** DIRECTIONS **
Report every line of the records beneath this task that holds the string "arrow".

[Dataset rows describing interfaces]

--------------------------------------------------

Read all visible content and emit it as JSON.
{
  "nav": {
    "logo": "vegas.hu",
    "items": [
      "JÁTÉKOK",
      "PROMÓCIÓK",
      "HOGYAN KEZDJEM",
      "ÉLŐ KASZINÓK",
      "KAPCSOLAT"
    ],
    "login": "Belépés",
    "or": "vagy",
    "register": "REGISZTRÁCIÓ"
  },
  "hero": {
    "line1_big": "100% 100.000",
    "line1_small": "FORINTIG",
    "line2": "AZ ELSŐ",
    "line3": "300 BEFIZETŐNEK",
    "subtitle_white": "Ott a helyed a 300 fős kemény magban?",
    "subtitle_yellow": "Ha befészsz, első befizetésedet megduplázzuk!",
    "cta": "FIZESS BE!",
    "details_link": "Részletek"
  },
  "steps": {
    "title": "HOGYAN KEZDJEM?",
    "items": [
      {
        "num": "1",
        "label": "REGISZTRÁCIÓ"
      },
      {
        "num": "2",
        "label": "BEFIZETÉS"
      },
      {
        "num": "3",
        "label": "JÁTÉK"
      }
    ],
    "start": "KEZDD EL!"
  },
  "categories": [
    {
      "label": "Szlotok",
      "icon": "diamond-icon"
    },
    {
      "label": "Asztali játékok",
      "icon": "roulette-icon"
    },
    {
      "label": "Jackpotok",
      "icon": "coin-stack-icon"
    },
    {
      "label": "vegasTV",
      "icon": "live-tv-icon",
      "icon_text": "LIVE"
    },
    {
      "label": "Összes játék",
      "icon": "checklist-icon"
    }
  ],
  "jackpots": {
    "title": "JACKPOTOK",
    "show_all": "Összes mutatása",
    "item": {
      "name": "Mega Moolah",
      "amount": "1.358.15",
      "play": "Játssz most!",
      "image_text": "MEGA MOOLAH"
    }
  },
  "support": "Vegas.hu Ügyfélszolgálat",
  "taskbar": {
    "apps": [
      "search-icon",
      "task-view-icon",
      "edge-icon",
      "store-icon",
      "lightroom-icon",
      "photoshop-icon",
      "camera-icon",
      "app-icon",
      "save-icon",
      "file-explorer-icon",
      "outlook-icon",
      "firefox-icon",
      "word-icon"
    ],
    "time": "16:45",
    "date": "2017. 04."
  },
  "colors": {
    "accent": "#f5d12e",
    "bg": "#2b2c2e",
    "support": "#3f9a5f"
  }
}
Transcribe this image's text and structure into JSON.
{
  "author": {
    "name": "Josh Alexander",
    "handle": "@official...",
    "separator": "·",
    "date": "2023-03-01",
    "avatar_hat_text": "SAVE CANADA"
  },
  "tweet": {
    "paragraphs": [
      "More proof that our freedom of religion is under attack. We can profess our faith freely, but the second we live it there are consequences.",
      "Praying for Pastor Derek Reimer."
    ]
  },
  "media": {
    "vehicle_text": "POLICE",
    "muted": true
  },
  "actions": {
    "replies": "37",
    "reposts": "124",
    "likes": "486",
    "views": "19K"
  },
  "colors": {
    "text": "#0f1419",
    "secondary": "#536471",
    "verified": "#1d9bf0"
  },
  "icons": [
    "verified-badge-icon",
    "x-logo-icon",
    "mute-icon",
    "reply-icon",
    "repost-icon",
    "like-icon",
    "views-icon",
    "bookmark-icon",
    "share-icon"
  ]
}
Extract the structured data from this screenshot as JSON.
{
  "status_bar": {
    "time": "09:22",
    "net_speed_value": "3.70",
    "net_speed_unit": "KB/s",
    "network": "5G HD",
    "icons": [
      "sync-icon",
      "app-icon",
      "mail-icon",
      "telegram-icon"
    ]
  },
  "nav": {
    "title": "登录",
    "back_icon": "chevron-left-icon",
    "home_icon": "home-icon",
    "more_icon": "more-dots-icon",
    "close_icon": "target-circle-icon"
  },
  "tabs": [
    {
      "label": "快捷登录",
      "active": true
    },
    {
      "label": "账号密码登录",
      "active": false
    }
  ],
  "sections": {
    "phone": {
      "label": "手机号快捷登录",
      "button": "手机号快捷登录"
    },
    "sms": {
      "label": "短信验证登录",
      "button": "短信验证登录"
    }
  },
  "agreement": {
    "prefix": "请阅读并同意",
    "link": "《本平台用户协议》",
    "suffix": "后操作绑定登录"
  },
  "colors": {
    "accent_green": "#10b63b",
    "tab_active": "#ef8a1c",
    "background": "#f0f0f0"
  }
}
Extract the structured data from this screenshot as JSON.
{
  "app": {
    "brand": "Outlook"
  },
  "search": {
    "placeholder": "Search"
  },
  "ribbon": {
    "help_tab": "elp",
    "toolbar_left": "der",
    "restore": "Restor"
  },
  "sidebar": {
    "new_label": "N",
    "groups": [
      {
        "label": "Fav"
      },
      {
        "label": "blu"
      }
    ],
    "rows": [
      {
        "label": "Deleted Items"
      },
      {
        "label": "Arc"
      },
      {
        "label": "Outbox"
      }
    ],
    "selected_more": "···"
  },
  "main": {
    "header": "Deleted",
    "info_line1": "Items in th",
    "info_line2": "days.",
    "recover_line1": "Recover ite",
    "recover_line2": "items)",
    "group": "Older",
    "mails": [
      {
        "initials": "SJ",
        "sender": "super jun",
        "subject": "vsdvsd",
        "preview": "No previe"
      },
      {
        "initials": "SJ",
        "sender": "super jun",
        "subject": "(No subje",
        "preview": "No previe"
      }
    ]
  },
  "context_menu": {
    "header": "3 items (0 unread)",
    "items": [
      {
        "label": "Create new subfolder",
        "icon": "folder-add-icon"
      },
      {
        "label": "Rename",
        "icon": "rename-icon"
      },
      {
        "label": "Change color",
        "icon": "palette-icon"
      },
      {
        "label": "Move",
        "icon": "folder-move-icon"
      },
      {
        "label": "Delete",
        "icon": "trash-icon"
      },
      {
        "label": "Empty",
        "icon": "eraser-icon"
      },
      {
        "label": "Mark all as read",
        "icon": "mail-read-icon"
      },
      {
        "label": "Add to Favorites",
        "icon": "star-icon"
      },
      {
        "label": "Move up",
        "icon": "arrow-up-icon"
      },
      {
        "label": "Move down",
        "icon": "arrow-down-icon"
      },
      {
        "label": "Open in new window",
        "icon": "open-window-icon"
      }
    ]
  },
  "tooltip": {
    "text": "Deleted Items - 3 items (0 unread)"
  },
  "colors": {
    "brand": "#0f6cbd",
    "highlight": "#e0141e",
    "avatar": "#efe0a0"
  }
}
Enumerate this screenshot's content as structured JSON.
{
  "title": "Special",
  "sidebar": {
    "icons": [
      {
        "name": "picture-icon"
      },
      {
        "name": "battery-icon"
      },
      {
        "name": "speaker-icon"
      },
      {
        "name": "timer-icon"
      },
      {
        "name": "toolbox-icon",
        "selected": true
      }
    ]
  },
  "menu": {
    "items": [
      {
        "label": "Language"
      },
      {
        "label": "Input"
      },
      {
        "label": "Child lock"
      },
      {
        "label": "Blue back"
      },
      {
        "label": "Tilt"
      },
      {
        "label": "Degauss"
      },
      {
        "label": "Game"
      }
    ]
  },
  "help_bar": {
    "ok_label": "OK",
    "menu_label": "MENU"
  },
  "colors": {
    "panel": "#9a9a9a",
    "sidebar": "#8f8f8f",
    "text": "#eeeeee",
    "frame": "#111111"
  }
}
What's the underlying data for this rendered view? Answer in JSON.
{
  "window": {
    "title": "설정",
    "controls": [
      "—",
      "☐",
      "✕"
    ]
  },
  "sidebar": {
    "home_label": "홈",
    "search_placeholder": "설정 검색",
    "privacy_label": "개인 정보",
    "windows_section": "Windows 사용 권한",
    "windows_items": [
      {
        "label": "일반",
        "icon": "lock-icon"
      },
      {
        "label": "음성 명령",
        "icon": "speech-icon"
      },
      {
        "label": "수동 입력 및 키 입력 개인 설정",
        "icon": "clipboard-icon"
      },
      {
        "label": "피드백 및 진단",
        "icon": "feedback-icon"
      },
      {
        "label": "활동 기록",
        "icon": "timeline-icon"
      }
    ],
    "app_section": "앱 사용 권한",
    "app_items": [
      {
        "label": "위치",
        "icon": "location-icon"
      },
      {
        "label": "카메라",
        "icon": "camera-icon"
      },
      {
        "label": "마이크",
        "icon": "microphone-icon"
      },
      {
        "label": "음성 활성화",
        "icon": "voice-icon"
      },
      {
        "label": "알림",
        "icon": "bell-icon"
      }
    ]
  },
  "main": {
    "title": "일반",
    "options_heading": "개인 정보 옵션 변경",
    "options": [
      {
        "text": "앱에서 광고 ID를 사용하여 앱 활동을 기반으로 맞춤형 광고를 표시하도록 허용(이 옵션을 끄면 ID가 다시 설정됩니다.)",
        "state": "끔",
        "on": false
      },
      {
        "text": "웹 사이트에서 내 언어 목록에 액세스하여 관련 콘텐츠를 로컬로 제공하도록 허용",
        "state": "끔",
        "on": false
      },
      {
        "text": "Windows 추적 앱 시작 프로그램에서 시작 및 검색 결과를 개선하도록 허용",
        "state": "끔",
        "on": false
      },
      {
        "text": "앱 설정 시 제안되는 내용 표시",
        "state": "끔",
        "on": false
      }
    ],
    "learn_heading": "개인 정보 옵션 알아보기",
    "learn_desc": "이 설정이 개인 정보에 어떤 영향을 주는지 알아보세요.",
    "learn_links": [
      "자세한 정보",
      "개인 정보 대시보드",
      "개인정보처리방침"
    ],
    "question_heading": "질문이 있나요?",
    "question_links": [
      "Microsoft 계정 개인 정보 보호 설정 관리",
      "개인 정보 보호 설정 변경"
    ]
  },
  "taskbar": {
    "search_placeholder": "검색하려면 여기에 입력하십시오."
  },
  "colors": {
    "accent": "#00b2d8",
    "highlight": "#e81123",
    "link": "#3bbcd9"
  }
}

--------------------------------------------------

** SOLUTION TO THIS TASK **
        "icon": "arrow-up-icon"
        "icon": "arrow-down-icon"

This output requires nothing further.